- **DATASET RECORDS**
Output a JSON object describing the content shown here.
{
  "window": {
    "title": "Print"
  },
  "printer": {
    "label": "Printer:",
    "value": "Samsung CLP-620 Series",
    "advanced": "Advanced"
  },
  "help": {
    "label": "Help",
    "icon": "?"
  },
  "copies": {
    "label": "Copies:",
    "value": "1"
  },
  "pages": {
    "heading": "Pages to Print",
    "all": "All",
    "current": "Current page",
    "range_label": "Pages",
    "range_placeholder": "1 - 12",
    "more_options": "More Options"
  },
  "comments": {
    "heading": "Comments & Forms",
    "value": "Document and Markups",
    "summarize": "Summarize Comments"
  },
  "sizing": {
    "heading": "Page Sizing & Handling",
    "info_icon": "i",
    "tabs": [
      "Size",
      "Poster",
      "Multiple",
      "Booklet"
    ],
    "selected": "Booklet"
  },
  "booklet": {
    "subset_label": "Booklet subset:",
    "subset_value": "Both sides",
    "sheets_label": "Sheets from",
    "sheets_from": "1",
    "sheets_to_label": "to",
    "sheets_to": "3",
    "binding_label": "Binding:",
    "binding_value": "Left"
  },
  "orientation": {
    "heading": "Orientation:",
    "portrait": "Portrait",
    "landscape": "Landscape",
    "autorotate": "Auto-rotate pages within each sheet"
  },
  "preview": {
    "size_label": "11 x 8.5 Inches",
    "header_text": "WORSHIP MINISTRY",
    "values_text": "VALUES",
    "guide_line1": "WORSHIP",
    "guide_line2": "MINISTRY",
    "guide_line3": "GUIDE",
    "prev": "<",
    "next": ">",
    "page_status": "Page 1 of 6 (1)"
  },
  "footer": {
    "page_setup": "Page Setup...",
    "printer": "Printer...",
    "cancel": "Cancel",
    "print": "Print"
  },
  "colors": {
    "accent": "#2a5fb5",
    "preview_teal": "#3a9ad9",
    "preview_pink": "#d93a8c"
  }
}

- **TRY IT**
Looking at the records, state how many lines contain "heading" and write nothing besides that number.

- **OUTPUT OF THE EXERCISE**
4